by Xawery Zulawski
Based on a script by Andrzej Żuławski, this is a fascinating on-screen dialogue between father and son that combines nostalgia and fury, the sublime with humor, and old-school style with a sharp, penetrating look at Polish reality. The eponymous bird talk is the language used by those excluded from the aggressive majority: a history teacher tormented by children, a teacher of Polish studies fired from his job, a girl who cleans a banker’s villa, a florist with a club foot and a student with a fascination for cinema. Pushed to the margins by the extreme right, they defend themselves with irony, songs and quotes from the classics. Andrzej Żuławski's script accentuates the degradation of intelligence, which, surrounded by contempt for knowledge, rudeness and stupidity, chooses its own sort of splendid isolation. This radical artistic experiment that tells the story of a rejected communist combines the energy of Snow White and Russian Red with the anarchic atmosphere of Chaos. A genuine stylistic tour de force that, on the way to its ecstatic finale, evokes ghosts of scenes, characters and the aura of films like Native Dancer, Possession, The Devil and The Third Part of the Night.
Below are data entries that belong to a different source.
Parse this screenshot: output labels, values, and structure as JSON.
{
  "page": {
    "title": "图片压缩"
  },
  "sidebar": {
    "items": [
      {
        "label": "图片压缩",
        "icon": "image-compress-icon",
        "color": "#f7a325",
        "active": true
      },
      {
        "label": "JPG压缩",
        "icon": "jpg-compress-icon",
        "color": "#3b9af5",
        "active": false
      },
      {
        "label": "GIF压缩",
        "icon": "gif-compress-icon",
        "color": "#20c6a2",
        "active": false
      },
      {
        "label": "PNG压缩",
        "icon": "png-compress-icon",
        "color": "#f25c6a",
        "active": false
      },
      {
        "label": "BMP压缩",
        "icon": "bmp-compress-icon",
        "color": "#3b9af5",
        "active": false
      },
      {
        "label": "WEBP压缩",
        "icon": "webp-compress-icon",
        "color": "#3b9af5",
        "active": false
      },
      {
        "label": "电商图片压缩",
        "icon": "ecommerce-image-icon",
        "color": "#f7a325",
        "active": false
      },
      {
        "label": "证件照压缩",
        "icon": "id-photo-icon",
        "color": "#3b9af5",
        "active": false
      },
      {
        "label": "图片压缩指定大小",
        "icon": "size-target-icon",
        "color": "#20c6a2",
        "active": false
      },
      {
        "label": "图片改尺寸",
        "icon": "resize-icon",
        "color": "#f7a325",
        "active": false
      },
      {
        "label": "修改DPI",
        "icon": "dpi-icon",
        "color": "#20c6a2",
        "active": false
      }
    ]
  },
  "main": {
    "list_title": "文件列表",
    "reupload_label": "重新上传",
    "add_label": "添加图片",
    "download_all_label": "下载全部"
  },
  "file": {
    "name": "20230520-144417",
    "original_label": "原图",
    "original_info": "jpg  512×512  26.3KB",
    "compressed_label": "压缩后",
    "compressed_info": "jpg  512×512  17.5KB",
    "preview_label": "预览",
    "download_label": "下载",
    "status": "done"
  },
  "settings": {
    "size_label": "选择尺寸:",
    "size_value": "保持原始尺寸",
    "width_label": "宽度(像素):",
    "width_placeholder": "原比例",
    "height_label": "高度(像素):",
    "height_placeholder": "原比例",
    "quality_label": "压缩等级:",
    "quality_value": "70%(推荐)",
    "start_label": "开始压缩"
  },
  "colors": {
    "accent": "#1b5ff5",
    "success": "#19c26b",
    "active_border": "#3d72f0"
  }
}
It is hard to imagine a greater tribute to the man who made them—or a more beautiful film letter to a father.